Nutrition is a huge topic in the world of health and fitness right now, and with good reason. In the CrossFit world, we strongly believe nutrition to be the foundation on which every other aspect of fitness is built. Remember, as your coach I may only see you for 1 hour per day, 4 or 5 times per week. This leaves 23 hours for you to be either negatively or positively impacting your health on days you make it into the box for your workout. Plus, given the extremely busy schedule you're juggling, your pre-workout and post-workout nutrition can either hinder your growth, or exponentially improve it. The choice is yours.
Very simply put, pre and post-workout nutrition is the food you are eating around your workout time. For those of you who work out early in the morning, the snack your munching down while getting ready to leave for the gym, and your breakfast after your workout play this role. For those of you who workout in the afternoon, your lunch is your true pre-workout meal, and your post-workout would either be a snack before running off to your evening tasks, or potentially dinner. If you workout in the later hours, the snack you have after your workday ends is your pre-workout fuel, and your post-workout nutrition is dinner.
Now that we have this established, let's move on to how to eat during the pre and post-workout windows.
In general, your pre-workout nutrition should be focused on carbohydrates, with a little protein, too. Carbohydrates provide our bodies fuel to push hard during our workouts, and having protein in your system helps to alleviate muscle breakdown which happens as you workout.
As mentioned above, pre-workout nutrition is going to vary based upon your schedule. If you workout at 6:30 in the morning, for example, you're not going to want to have a full meal at 4:30 a.m. in order to let in digest. In this situation, the best option is to have a full meal at dinner the night before, and have a quick, carbohydrate heavy snack before heading into the gym. Bonus points if you can fit a little bit of protein into this snack, too. Some great options include things such as:
During this time, you want to stay away from too many fats, as it will slow the time it takes for the nutrients to be absorbed into your body and may make it feel like your stomach is still full while you're working out. No fun.
If you workout in the afternoon, you want to treat your lunch as your pre-workout meal. Let's say you workout at 4:30 p.m. every day, for this example. Your lunch should be somewhere around 1:00 p.m., and make it a nice, full meal.
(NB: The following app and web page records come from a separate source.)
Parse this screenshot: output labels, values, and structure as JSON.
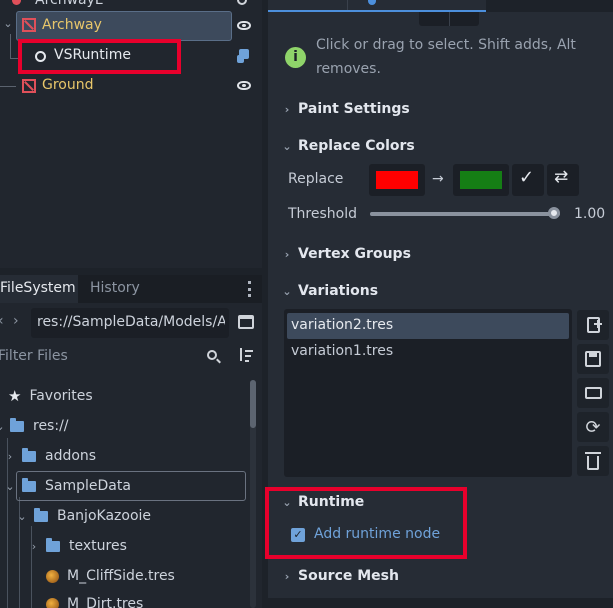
{
  "scene_tree": {
    "partial_top_label": "ArchwayL",
    "nodes": [
      {
        "name": "Archway",
        "color": "#e8c66a"
      },
      {
        "name": "VSRuntime",
        "color": "#e6e9ee"
      },
      {
        "name": "Ground",
        "color": "#e8c66a"
      }
    ]
  },
  "filesystem": {
    "tabs": [
      "FileSystem",
      "History"
    ],
    "path": "res://SampleData/Models/A",
    "filter_placeholder": "Filter Files",
    "items": [
      {
        "label": "Favorites",
        "type": "favorites"
      },
      {
        "label": "res://",
        "type": "folder"
      },
      {
        "label": "addons",
        "type": "folder"
      },
      {
        "label": "SampleData",
        "type": "folder"
      },
      {
        "label": "BanjoKazooie",
        "type": "folder"
      },
      {
        "label": "textures",
        "type": "folder"
      },
      {
        "label": "M_CliffSide.tres",
        "type": "material"
      },
      {
        "label": "M_Dirt.tres",
        "type": "material"
      }
    ]
  },
  "inspector": {
    "info_text_line1": "Click or drag to select. Shift adds, Alt",
    "info_text_line2": "removes.",
    "sections": {
      "paint": "Paint Settings",
      "replace": "Replace Colors",
      "vertex": "Vertex Groups",
      "variations": "Variations",
      "runtime": "Runtime",
      "source": "Source Mesh"
    },
    "replace_label": "Replace",
    "arrow": "→",
    "from_color": "#ff0000",
    "to_color": "#157e15",
    "threshold_label": "Threshold",
    "threshold_value": "1.00",
    "threshold_fraction": 1.0,
    "variations": [
      "variation2.tres",
      "variation1.tres"
    ],
    "runtime_checkbox_label": "Add runtime node",
    "runtime_checked": true
  },
  "colors": {
    "accent": "#4c8fdc",
    "highlight": "#e8002c"
  }
}
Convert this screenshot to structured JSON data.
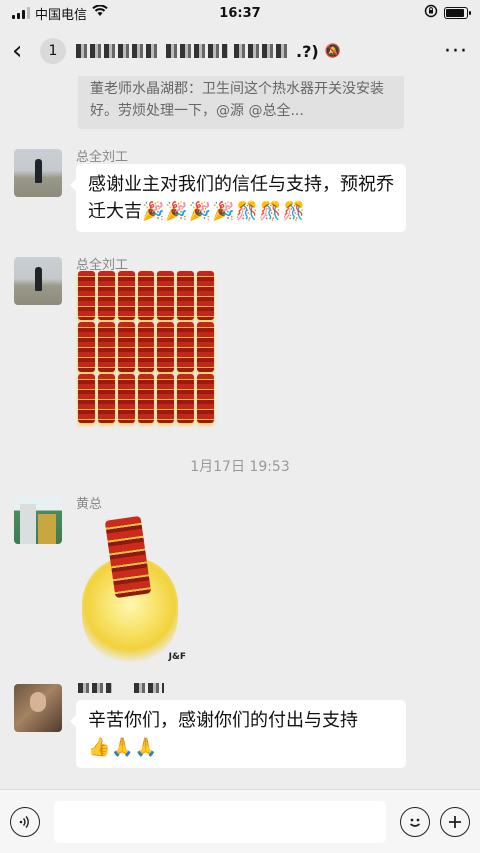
{
  "status_bar": {
    "carrier": "中国电信",
    "time": "16:37"
  },
  "nav": {
    "back_icon": "chevron-left-icon",
    "unread_count": "1",
    "title_suffix": ".?)",
    "more": "···"
  },
  "quote": {
    "text": "董老师水晶湖郡：卫生间这个热水器开关没安装好。劳烦处理一下，@源 @总全..."
  },
  "messages": [
    {
      "sender": "总全刘工",
      "text": "感谢业主对我们的信任与支持，预祝乔迁大吉",
      "emoji": "🎉🎉🎉🎉🎊🎊🎊"
    },
    {
      "sender": "总全刘工",
      "sticker": "firecrackers-grid"
    },
    {
      "sender": "黄总",
      "sticker": "firecracker-burst",
      "sticker_logo": "J&F"
    },
    {
      "text": "辛苦你们，感谢你们的付出与支持",
      "emoji": "👍🙏🙏"
    }
  ],
  "time_separator": "1月17日 19:53",
  "colors": {
    "background": "#ededed",
    "bubble": "#ffffff",
    "meta_text": "#888888"
  }
}
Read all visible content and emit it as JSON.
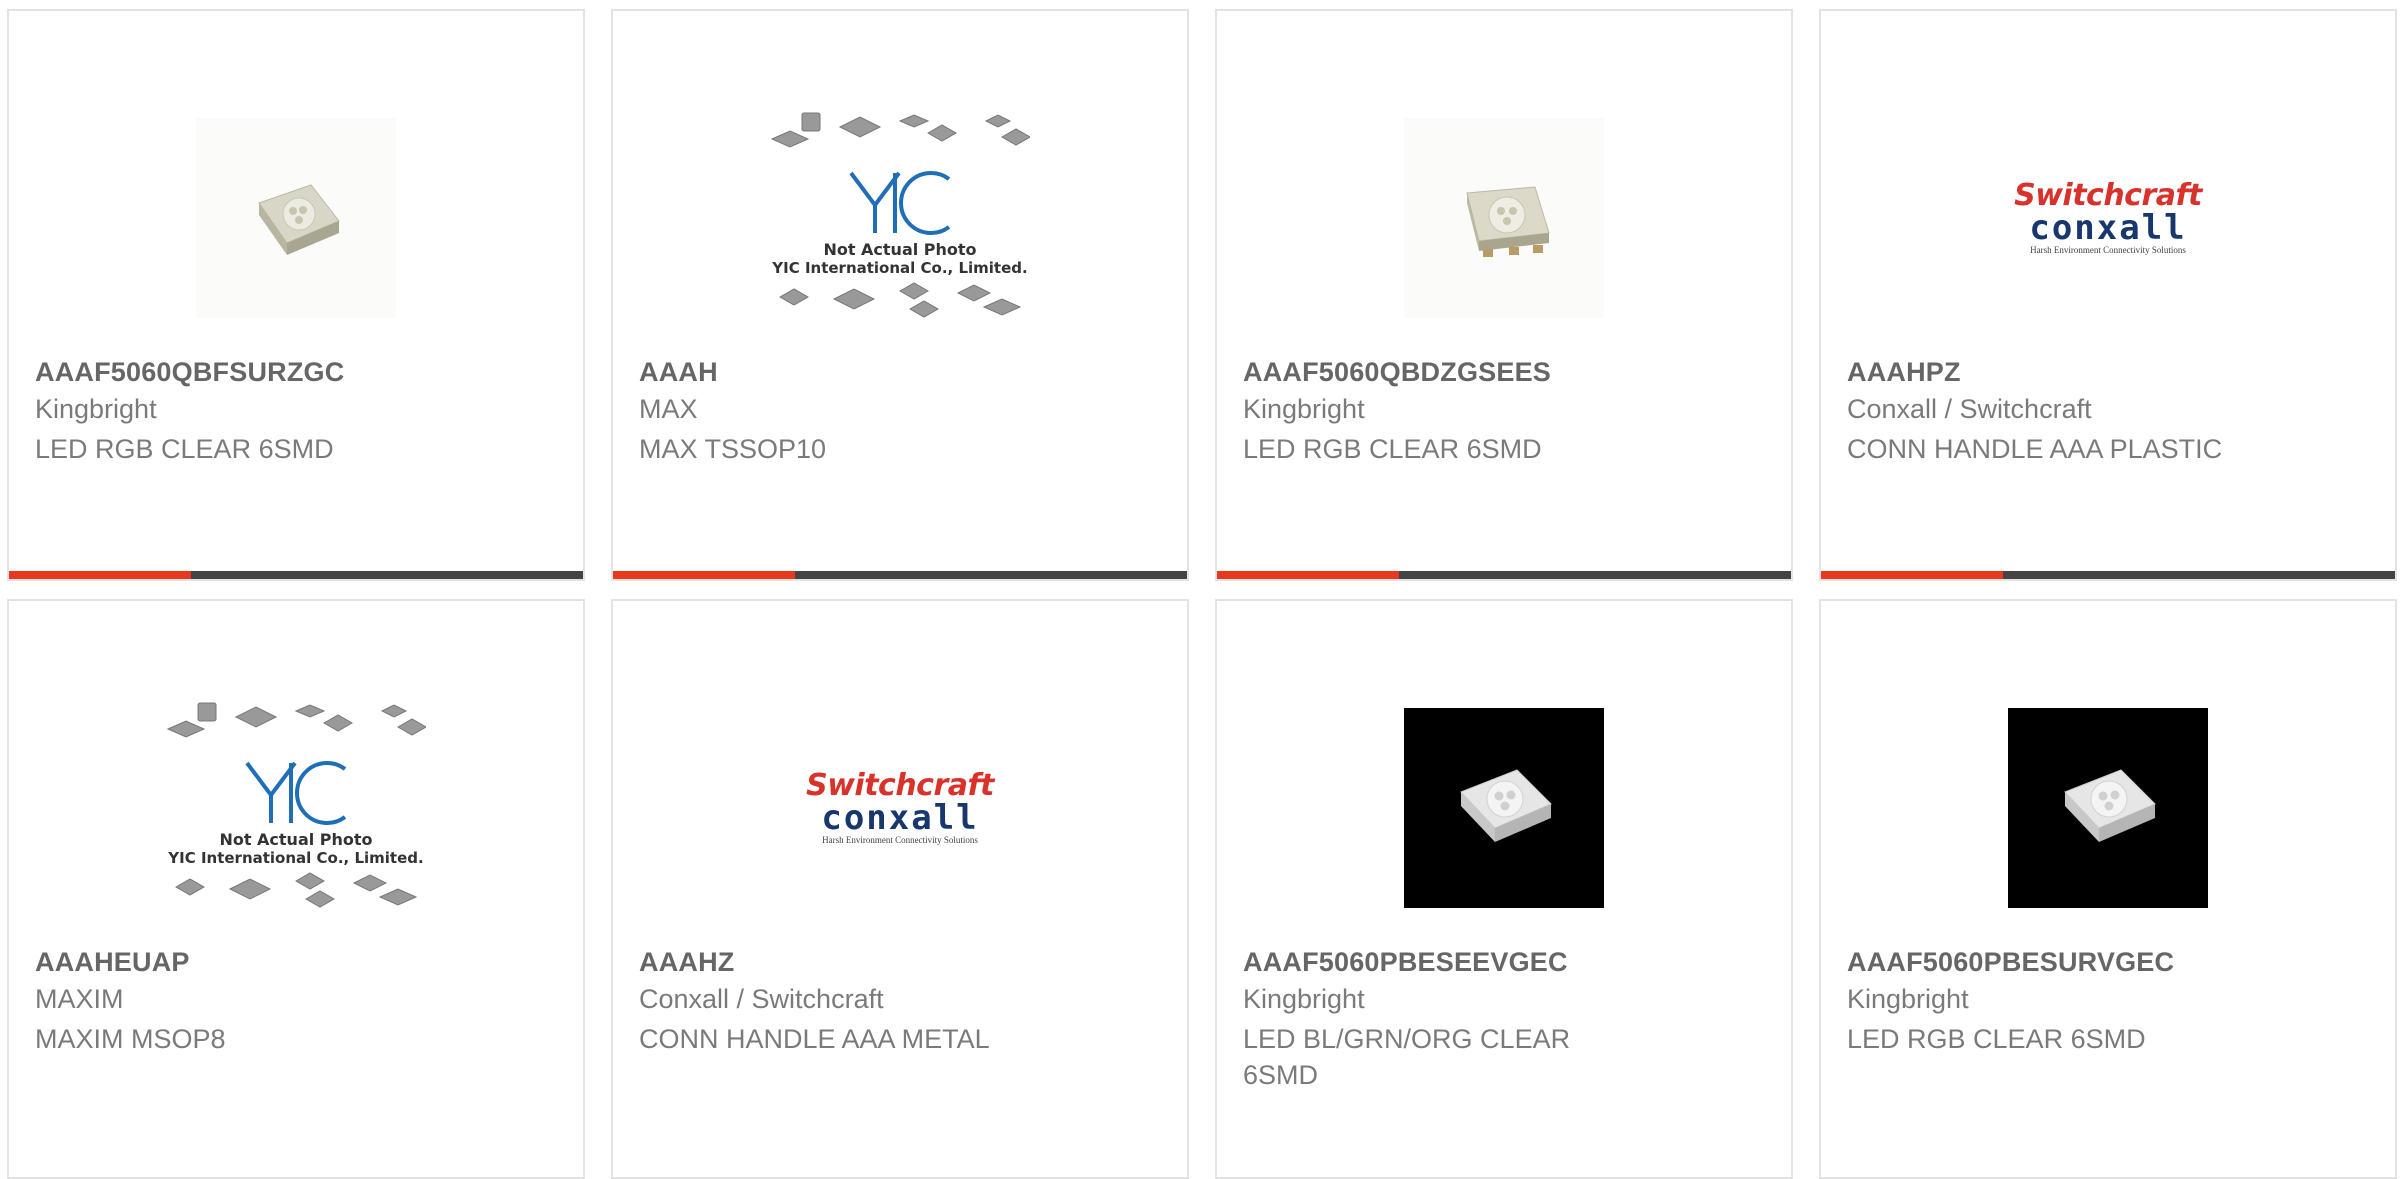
{
  "products": [
    {
      "part": "AAAF5060QBFSURZGC",
      "manufacturer": "Kingbright",
      "description": "LED RGB CLEAR 6SMD",
      "image": "led-smd-white"
    },
    {
      "part": "AAAH",
      "manufacturer": "MAX",
      "description": "MAX TSSOP10",
      "image": "yic-placeholder"
    },
    {
      "part": "AAAF5060QBDZGSEES",
      "manufacturer": "Kingbright",
      "description": "LED RGB CLEAR 6SMD",
      "image": "led-smd-white"
    },
    {
      "part": "AAAHPZ",
      "manufacturer": "Conxall / Switchcraft",
      "description": "CONN HANDLE AAA PLASTIC",
      "image": "switchcraft-logo"
    },
    {
      "part": "AAAHEUAP",
      "manufacturer": "MAXIM",
      "description": "MAXIM MSOP8",
      "image": "yic-placeholder"
    },
    {
      "part": "AAAHZ",
      "manufacturer": "Conxall / Switchcraft",
      "description": "CONN HANDLE AAA METAL",
      "image": "switchcraft-logo"
    },
    {
      "part": "AAAF5060PBESEEVGEC",
      "manufacturer": "Kingbright",
      "description": "LED BL/GRN/ORG CLEAR 6SMD",
      "image": "led-smd-dark"
    },
    {
      "part": "AAAF5060PBESURVGEC",
      "manufacturer": "Kingbright",
      "description": "LED RGB CLEAR 6SMD",
      "image": "led-smd-dark"
    }
  ],
  "placeholder": {
    "line1": "Not Actual Photo",
    "line2": "YIC International Co., Limited.",
    "logo_text": "YIC"
  },
  "switchcraft": {
    "brand1": "Switchcraft",
    "brand2": "conxall",
    "tagline": "Harsh Environment Connectivity Solutions"
  },
  "colors": {
    "accent": "#e8391d",
    "bar": "#444444",
    "border": "#e3e3e3",
    "switchcraft_red": "#d9322b",
    "conxall_blue": "#17376e",
    "yic_blue": "#1e6fb8"
  }
}
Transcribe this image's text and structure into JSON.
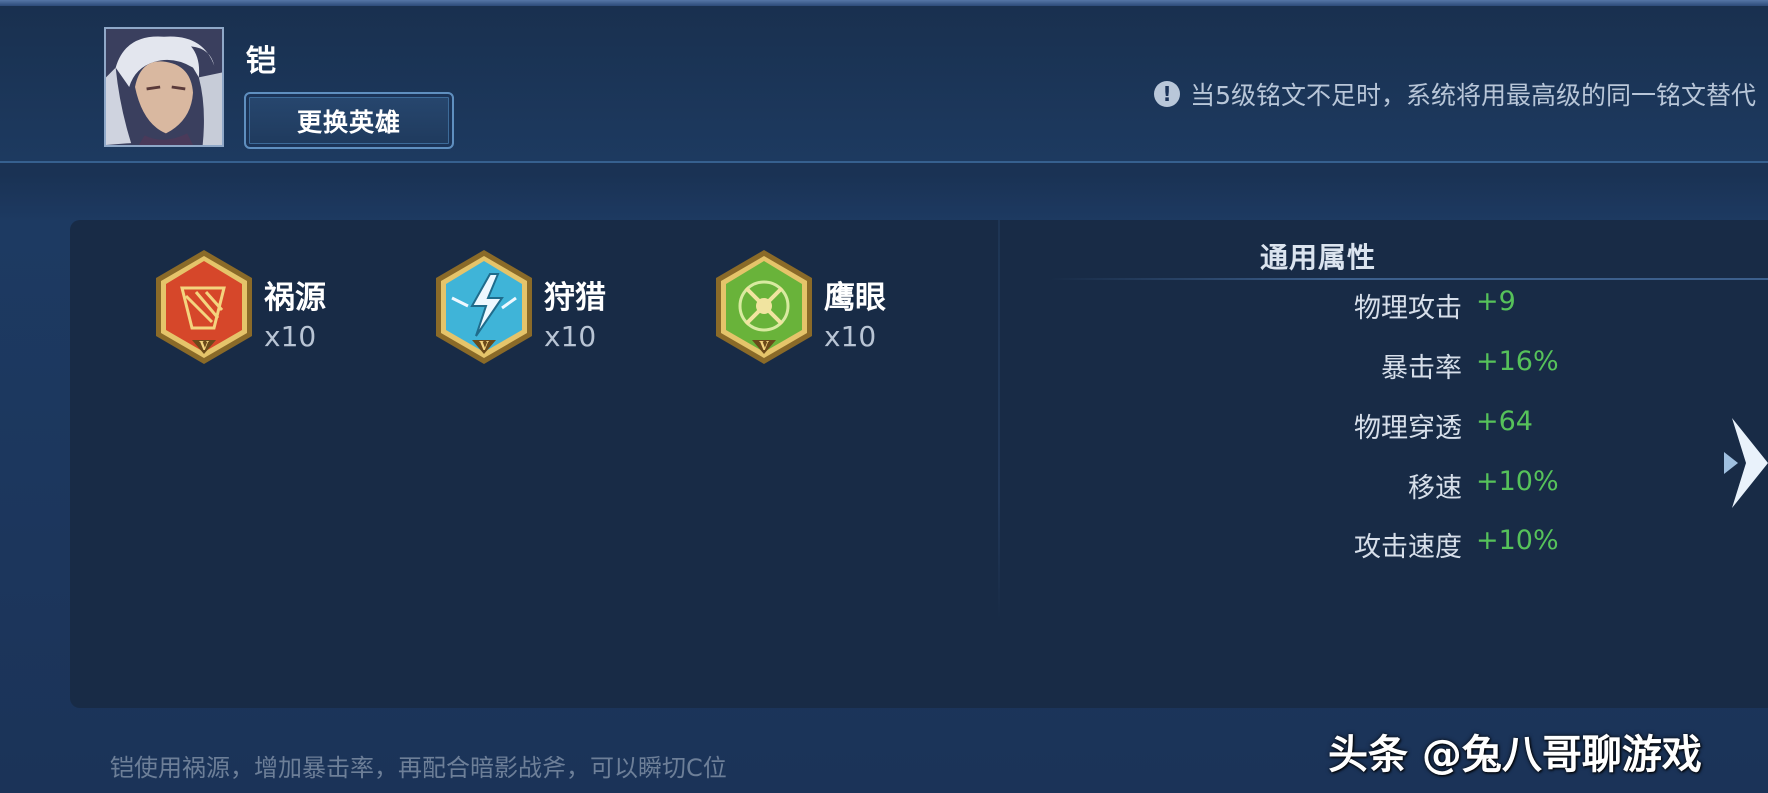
{
  "hero": {
    "name": "铠",
    "change_button_label": "更换英雄"
  },
  "notice": {
    "icon": "exclamation-icon",
    "icon_glyph": "!",
    "text": "当5级铭文不足时，系统将用最高级的同一铭文替代"
  },
  "runes": [
    {
      "name": "祸源",
      "count": "x10",
      "icon": "huoyuan-rune-icon",
      "color": "#d6472a",
      "level_mark": "V"
    },
    {
      "name": "狩猎",
      "count": "x10",
      "icon": "shoulie-rune-icon",
      "color": "#3fb4d8",
      "level_mark": "V"
    },
    {
      "name": "鹰眼",
      "count": "x10",
      "icon": "yingyan-rune-icon",
      "color": "#69b33a",
      "level_mark": "V"
    }
  ],
  "attributes": {
    "title": "通用属性",
    "items": [
      {
        "label": "物理攻击",
        "value": "+9"
      },
      {
        "label": "暴击率",
        "value": "+16%"
      },
      {
        "label": "物理穿透",
        "value": "+64"
      },
      {
        "label": "移速",
        "value": "+10%"
      },
      {
        "label": "攻击速度",
        "value": "+10%"
      }
    ]
  },
  "footer": {
    "note": "铠使用祸源，增加暴击率，再配合暗影战斧，可以瞬切C位"
  },
  "watermark": {
    "text": "头条 @兔八哥聊游戏"
  },
  "colors": {
    "accent_green": "#56c25a",
    "background": "#1b3358",
    "panel": "#182b46"
  }
}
This means approximately 1-2 palms (4-8 oz.) of protein, lots of healthy vegetables, a serving or two of complex carbohydrates, and 1-2 thumbs (1-2 Tbsp.) of healthy fats. Good examples here are:
About 30 minutes before you workout, have an easily digested snack such as a handful of berries, half an apple (depending on size), or a banana if you do well eating those before you workout.
For the evening time, your pre-workout nutrition can mirror the afternoon group. However, you should have a little more to eat during that after work snack. The options listed above for the morning workout crew would do nicely.
As with your pre-workout nutrition, your post-workout nutrition should prioritize carbohydrates and protein, but can include some more fat, as well. If you're an athlete who needs to recover rapidly because you will be completing another training session (or you're at a competition) in the same day, drinking a carbohydrate and protein beverage after your workout is your best option. However, for the majority of people, your post-workout nutrition should resemble a full meal.
Understandably, some of you may have to run off to work meetings after your morning workout. In this case, smoothies are a great option. You get all of the benefit of the fiber in fruits and vegetables, and combined with the milk of your choice, a scoop of protein powder, and a couple tablespoons of nut butter, a smoothie can be nutrient packed post-workout goodness. That being said, chew your food when you can. The process of chewing and having food in your mouth actually signals to your body it is getting nutrients and will greatly impact your feeling of fullness. Here post-workout nutrition options for the early birds out there:
For the afternoon and evening crowd, just like the pre-workout nutrition advice, your post-workout nutrition can be a full meal. In fact, this window is the best time to schedule evenings out with friends. Because you just worked out, your body is primed to take in nutrients. If you're eating at home (always the best option for nutrition) your meals should look like the examples outlined above. However, if you're out with friends, here are some options:
What it all comes down to is finding what works best for you. No matter whose advice you're following (even if it's your own) be sure to ask yourself periodically, "How is this working for me?" If you eat an apple with peanut butter every day before you workout and you feel great, don't stop doing that! Through trial and error, find out what works best for you.
Need help with your nutrition? Shoot us an email at firstname.lastname@example.org or email@example.com and let's chat about how we can help your see results.